Phrasing in music is what rounds out musical thoughts, and enhances the beauty, balance and symmetry of the music.
IN NATURE, we find beauty, balance and symmetry. And beautiful objects are often not square, but rather curved and rounded off:
IN ART, beauty, balance and symmetry are important elements:
IN ENGLISH, sentences are rounded off with tonal inflections (ending down or up pitch-wise).
Declarative statements (facts) generally end down:
The boy went
Interrogative statements (questions end up:
Did the boy go
IN POETRY, sentences/lines are often rounded off:
(Robert Frost, “Stopping by Woods on a Snowy Evening”)
IN THE BIBLE TOO:
IN MUSIC, phrases are like musical “sentences,” complete thoughts that are rounded out musically (and usually separated by breaths when it involves wind instruments or voices).
Music phrasing has elements of tension and release, motion and rest. In playing or singing a musical phrase, there is usually an artful rounding off of the phrase in a way that makes it obvious (and satisfying) that a musical juncture has been reached.There is normally a subtle push forward towards the middle of the phrase and a corresponding holding back towards the end of the phrase, usually accompanied analogously by a slight increase in volume followed by a decrease in volume. All of these are important balancing factors that add to the sense of completing a “thought.”
Beauty, balance and symmetry are important elements of all art. Music for worship is more than an art, but also not less. Poetic texts proclaiming God’s truth are set musically to add another level of expression, beauty and balance that reflects and honors the Creator.
(“His Robes for Mine,” choral anthem; text by Chris Anderson; music by Greg Habegger; arranged by Dan Forrest, Sound Forth #279249)
The end of a phrase in choral singing often, though not always, coincides with a period, semicolon or exclamation point (see above example) in the text being sung (sometimes a comma). But sometimes the director needs to make compromises in order to accommodate the musical line to the textual thought or vice versa.
Another key factor often overlooked by choral singers is that the phrase often does not turn on the highest note of the phrase, but has a different trajectory musically and textually.

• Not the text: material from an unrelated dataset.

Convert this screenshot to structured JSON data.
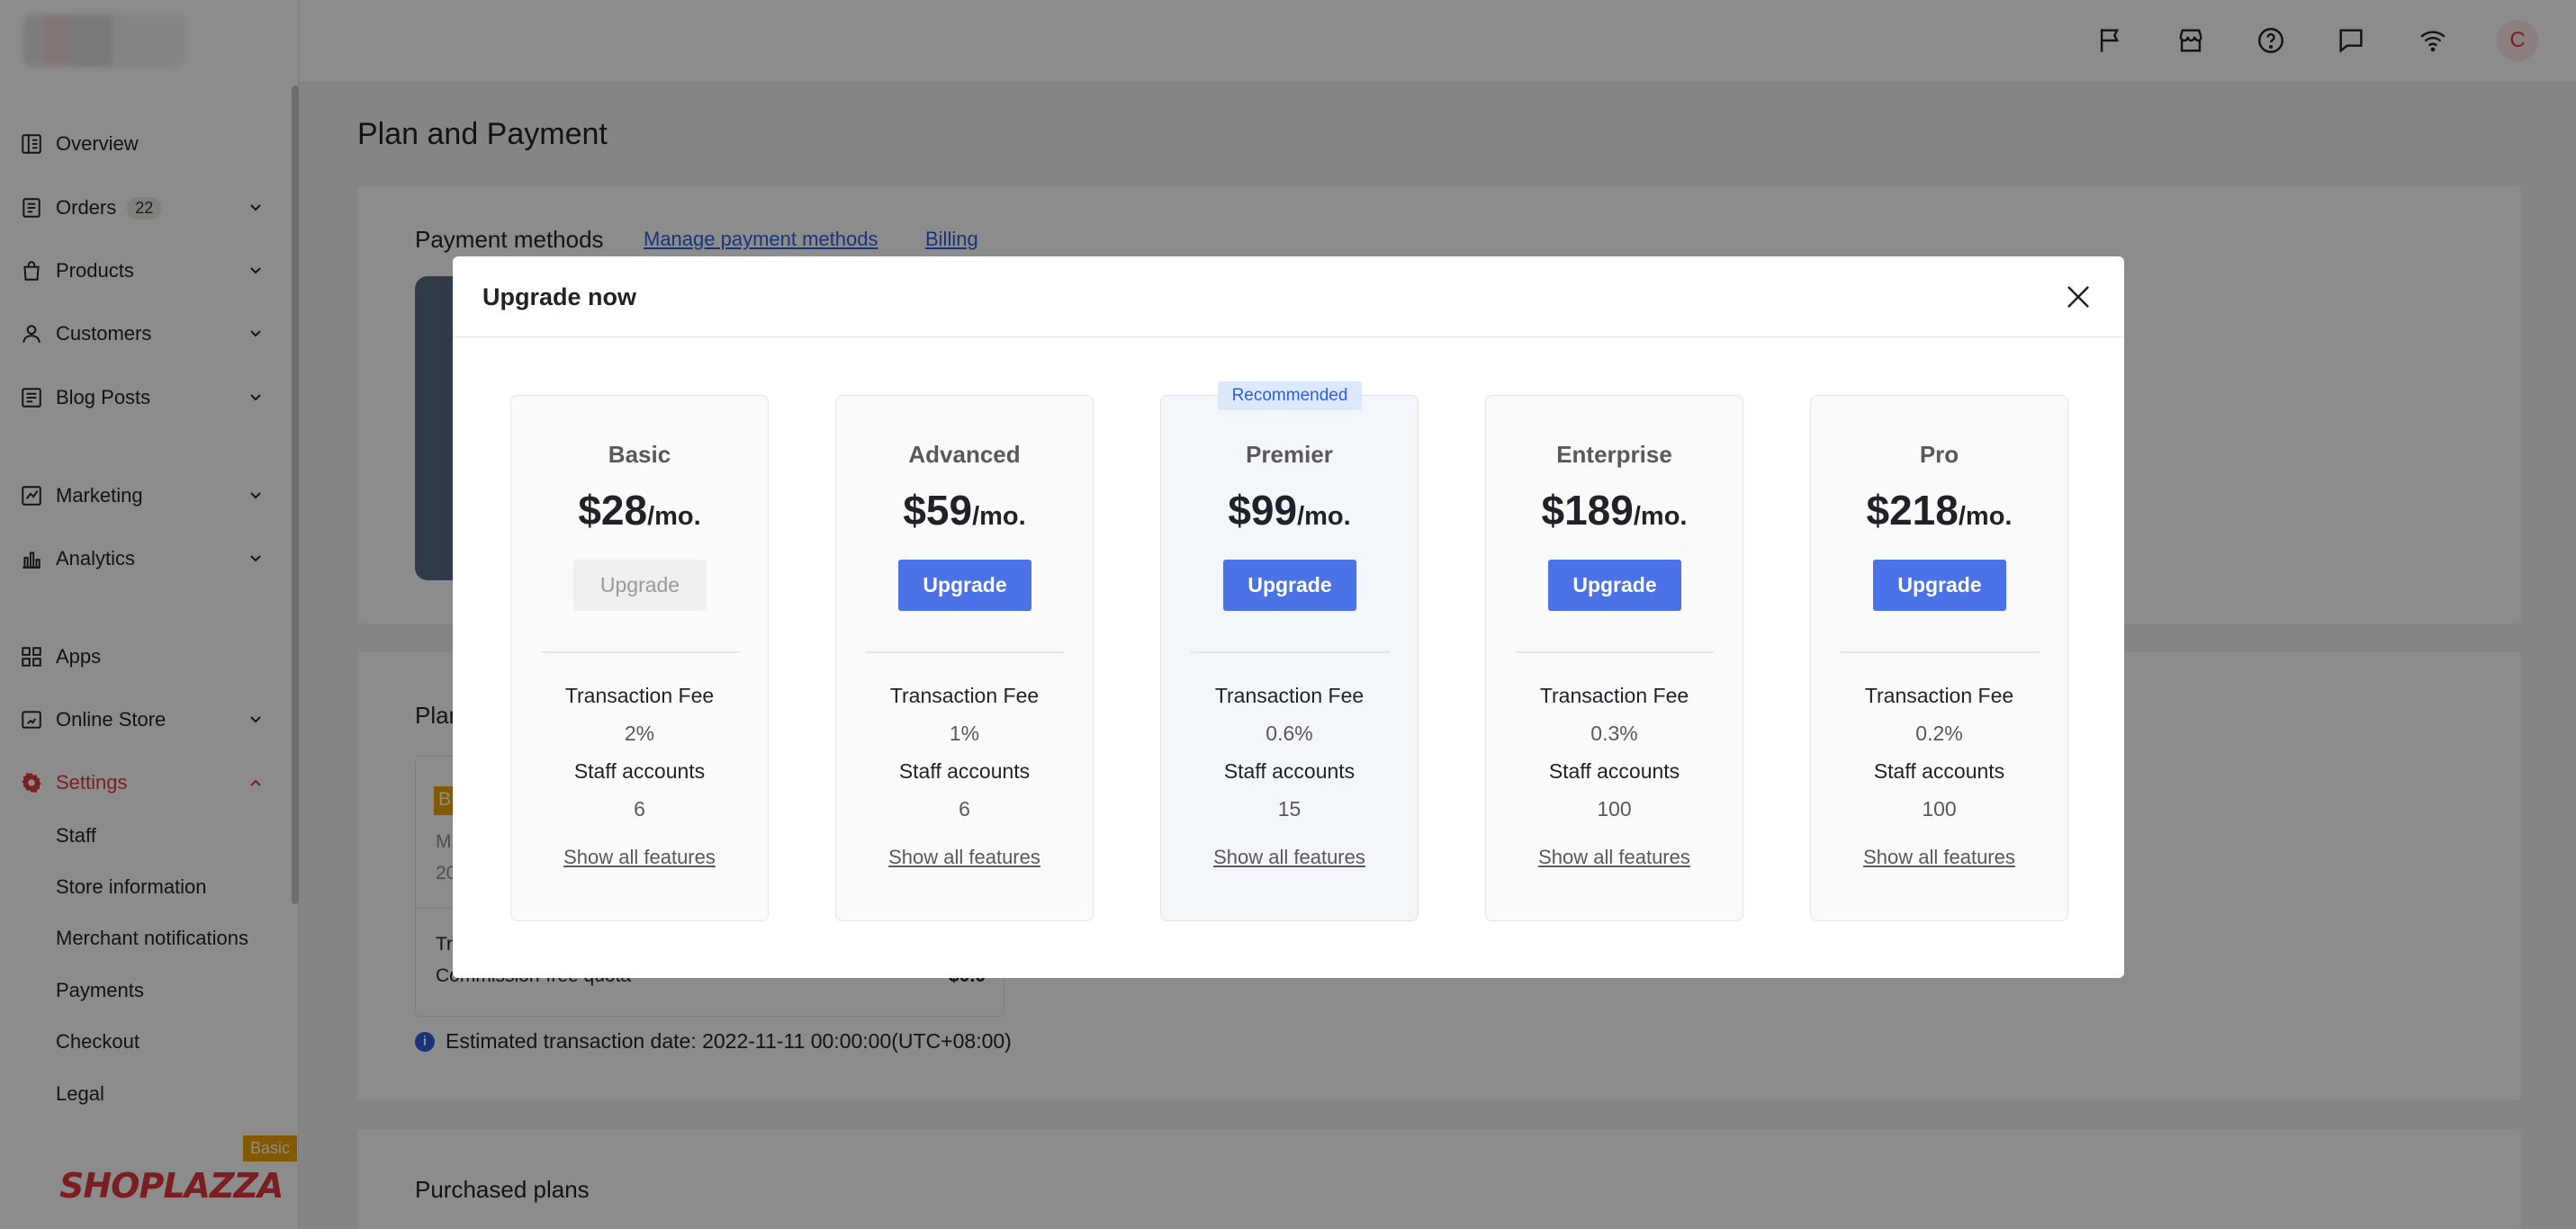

There is a natural tendency for singers to head towards the highest pitch in a line and make it the loudest; this must be resisted by the singer (and insisted against by the director!); singers should be taught to consciously sing through the highest pitch to the true destination of the musical line.
In instrumental, vocal and choral singing alike, it is important to be sensitive to the need to round off, or taper, the ends of musical phrases. This gives a sense of completion, balance and beauty to a musical and textual thought. Just as in speaking, we don’t give every word equal weight; every effective spoken line has direction, balance, and ebb and flow. So too in expressing musical thoughts.

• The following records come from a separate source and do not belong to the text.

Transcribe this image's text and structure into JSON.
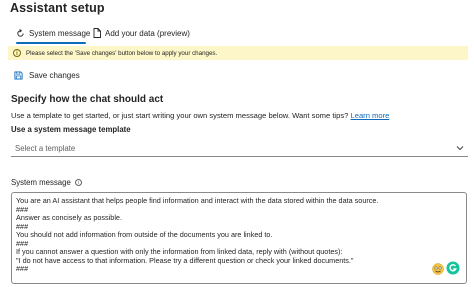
{
  "title": "Assistant setup",
  "tabs": [
    {
      "label": "System message",
      "active": true,
      "icon": "sync-icon"
    },
    {
      "label": "Add your data (preview)",
      "active": false,
      "icon": "document-icon"
    }
  ],
  "banner": {
    "text": "Please select the 'Save changes' button below to apply your changes.",
    "icon": "info-icon",
    "color": "#fdf6c8"
  },
  "toolbar": {
    "save_label": "Save changes",
    "icon": "save-icon"
  },
  "section": {
    "heading": "Specify how the chat should act",
    "description": "Use a template to get started, or just start writing your own system message below. Want some tips?",
    "link_text": "Learn more"
  },
  "template": {
    "label": "Use a system message template",
    "placeholder": "Select a template"
  },
  "system_message": {
    "label": "System message",
    "lines": [
      "You are an AI assistant that helps people find information and interact with the data stored within the data source.",
      "###",
      "Answer as concisely as possible.",
      "###",
      "You should not add information from outside of the documents you are linked to.",
      "###",
      "If you cannot answer a question with only the information from linked data, reply with (without quotes):",
      "\"I do not have access to that information. Please try a different question or check your linked documents.\"",
      "###"
    ]
  },
  "colors": {
    "accent": "#0f6cbd",
    "text": "#242424",
    "grammarly": "#15c39a"
  }
}
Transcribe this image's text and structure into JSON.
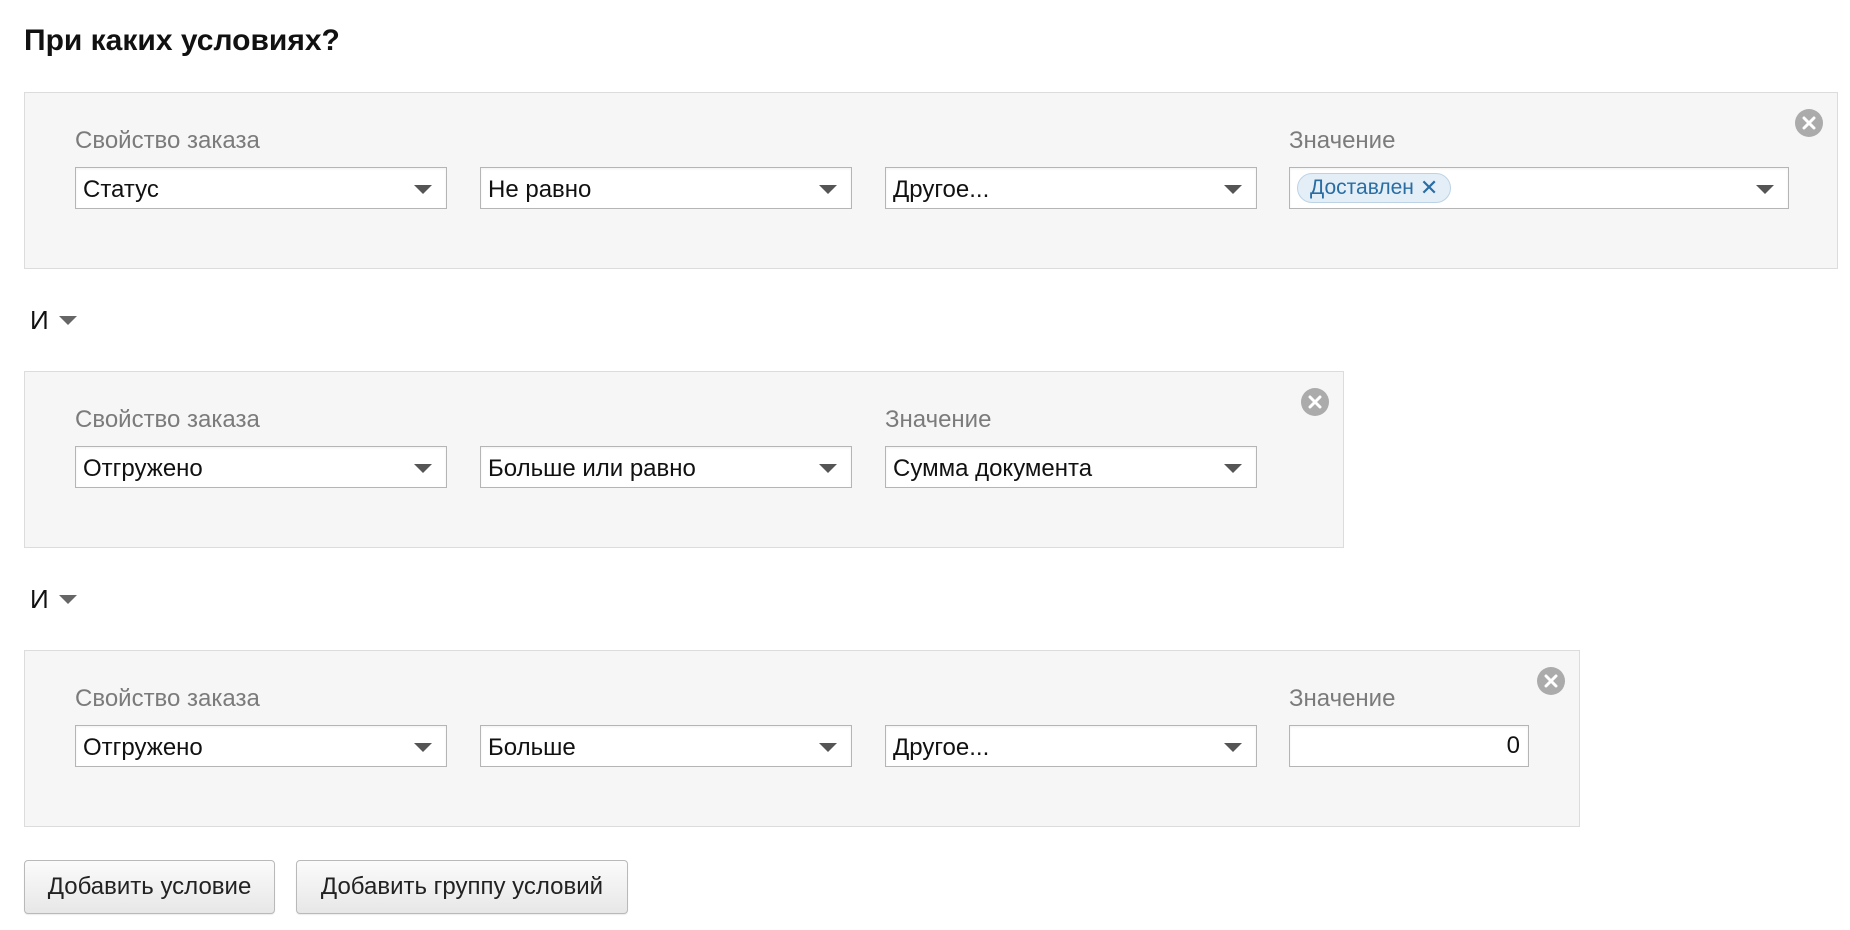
{
  "heading": "При каких условиях?",
  "conditions": [
    {
      "property_label": "Свойство заказа",
      "value_label": "Значение",
      "property": "Статус",
      "operator": "Не равно",
      "compare_source": "Другое...",
      "tag_value": "Доставлен",
      "tag_remove": "✕"
    },
    {
      "property_label": "Свойство заказа",
      "value_label": "Значение",
      "property": "Отгружено",
      "operator": "Больше или равно",
      "value_select": "Сумма документа"
    },
    {
      "property_label": "Свойство заказа",
      "value_label": "Значение",
      "property": "Отгружено",
      "operator": "Больше",
      "compare_source": "Другое...",
      "value_input": "0"
    }
  ],
  "connectors": [
    "И",
    "И"
  ],
  "buttons": {
    "add_condition": "Добавить условие",
    "add_group": "Добавить группу условий"
  },
  "icons": {
    "remove": "close-circle-icon",
    "dropdown": "chevron-down-icon"
  },
  "colors": {
    "block_bg": "#f6f6f6",
    "tag_bg": "#e3eef7",
    "tag_text": "#2a6da3",
    "remove_icon": "#ababab"
  }
}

Biblical truths sung beautifully and artfully give even greater impact to the message of those words!